Component data from apps and pages
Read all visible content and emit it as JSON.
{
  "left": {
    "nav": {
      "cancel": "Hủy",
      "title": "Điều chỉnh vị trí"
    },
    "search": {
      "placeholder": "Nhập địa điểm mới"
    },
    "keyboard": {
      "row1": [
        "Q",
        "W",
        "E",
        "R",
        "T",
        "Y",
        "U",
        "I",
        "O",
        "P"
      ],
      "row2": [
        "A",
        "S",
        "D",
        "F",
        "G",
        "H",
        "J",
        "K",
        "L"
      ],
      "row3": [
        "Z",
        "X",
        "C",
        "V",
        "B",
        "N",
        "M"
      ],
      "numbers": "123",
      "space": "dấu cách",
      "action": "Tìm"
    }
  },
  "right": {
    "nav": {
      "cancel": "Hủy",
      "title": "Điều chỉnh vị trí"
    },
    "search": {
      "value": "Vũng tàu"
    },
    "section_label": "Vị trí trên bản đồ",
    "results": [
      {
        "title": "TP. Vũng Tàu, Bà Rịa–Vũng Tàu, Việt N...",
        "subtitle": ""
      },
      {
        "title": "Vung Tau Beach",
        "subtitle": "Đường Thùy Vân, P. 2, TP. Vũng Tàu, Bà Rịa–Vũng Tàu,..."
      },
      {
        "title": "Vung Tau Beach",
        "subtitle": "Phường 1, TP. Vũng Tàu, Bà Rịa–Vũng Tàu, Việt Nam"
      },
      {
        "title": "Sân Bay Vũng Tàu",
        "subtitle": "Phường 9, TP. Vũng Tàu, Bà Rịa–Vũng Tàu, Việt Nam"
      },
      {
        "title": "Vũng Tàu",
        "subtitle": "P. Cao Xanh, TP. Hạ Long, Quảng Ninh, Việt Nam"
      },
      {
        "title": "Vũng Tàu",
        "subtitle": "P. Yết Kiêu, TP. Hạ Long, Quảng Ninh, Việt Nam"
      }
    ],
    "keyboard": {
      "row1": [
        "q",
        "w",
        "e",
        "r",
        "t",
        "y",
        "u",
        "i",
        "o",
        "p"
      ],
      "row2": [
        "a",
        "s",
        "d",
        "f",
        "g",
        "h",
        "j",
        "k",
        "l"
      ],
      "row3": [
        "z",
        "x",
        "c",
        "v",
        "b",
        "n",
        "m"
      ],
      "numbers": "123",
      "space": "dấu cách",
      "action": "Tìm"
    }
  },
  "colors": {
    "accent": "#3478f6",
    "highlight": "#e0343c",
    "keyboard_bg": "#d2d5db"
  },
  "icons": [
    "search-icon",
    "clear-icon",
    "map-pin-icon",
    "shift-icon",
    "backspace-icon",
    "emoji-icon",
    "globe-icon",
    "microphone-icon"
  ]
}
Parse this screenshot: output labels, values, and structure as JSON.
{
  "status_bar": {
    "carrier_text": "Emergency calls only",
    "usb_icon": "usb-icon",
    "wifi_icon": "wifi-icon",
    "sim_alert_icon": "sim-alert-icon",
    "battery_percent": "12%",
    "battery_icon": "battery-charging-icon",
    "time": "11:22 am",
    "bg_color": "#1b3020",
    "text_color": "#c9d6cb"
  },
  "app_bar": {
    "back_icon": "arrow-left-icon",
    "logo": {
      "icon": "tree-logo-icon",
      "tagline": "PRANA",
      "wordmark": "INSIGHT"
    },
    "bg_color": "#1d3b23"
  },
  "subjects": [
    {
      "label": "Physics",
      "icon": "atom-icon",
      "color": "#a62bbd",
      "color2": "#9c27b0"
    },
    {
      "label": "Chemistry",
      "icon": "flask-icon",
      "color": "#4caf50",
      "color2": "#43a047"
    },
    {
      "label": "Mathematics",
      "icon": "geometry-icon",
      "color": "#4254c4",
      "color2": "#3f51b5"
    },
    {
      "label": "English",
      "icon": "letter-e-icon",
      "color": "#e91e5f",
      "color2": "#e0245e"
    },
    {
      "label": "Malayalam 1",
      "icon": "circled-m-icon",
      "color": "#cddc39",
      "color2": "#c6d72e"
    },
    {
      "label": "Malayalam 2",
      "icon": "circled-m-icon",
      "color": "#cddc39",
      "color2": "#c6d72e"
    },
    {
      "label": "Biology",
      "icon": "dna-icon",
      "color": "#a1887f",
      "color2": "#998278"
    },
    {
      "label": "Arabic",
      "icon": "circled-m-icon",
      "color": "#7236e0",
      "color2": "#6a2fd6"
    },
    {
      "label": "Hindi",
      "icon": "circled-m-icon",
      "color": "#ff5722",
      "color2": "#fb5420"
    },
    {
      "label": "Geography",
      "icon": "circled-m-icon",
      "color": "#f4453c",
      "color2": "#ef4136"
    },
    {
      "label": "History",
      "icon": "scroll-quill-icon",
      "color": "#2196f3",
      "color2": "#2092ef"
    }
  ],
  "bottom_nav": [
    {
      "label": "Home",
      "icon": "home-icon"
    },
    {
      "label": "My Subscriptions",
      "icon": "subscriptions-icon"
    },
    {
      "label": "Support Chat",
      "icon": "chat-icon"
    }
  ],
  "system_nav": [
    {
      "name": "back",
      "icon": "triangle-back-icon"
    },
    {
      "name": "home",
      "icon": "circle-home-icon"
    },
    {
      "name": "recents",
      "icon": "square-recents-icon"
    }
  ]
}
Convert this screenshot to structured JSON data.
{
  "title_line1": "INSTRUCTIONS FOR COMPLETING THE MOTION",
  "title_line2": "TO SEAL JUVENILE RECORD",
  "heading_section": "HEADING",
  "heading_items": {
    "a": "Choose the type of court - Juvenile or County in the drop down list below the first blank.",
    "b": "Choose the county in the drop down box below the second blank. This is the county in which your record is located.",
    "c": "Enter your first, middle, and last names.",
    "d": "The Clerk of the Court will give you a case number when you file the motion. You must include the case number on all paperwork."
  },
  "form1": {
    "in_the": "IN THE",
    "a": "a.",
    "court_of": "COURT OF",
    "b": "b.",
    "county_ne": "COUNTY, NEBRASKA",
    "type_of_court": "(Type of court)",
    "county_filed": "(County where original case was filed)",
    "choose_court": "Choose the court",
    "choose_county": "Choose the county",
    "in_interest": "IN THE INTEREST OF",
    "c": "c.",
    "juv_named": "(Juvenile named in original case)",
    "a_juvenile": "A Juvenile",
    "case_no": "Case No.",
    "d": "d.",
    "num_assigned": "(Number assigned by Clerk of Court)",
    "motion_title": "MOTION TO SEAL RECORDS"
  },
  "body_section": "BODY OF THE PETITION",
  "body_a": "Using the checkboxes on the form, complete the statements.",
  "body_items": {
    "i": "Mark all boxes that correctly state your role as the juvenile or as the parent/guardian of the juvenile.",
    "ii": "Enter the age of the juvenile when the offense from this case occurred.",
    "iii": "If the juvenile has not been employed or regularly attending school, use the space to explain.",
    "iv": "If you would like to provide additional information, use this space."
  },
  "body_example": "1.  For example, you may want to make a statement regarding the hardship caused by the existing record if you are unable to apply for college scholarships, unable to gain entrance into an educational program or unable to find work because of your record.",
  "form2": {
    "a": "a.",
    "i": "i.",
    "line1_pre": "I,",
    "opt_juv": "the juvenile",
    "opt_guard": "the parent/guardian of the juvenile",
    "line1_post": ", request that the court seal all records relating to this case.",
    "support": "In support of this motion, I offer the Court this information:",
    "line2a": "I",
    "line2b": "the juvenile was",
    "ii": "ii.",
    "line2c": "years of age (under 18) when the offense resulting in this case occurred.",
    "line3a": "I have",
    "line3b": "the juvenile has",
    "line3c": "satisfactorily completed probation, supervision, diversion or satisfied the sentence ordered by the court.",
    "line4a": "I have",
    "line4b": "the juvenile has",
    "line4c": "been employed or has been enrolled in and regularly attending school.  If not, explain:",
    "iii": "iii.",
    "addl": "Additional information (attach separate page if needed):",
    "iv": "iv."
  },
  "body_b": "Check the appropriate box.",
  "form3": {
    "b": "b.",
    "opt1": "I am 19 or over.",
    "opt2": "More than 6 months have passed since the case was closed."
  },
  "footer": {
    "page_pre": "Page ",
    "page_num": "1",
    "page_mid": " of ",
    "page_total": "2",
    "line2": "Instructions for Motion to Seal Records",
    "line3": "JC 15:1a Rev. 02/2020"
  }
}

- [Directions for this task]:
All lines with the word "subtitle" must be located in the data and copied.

- [Exercise solution]:
        "subtitle": ""
        "subtitle": "Đường Thùy Vân, P. 2, TP. Vũng Tàu, Bà Rịa–Vũng Tàu,..."
        "subtitle": "Phường 1, TP. Vũng Tàu, Bà Rịa–Vũng Tàu, Việt Nam"
        "subtitle": "Phường 9, TP. Vũng Tàu, Bà Rịa–Vũng Tàu, Việt Nam"
        "subtitle": "P. Cao Xanh, TP. Hạ Long, Quảng Ninh, Việt Nam"
        "subtitle": "P. Yết Kiêu, TP. Hạ Long, Quảng Ninh, Việt Nam"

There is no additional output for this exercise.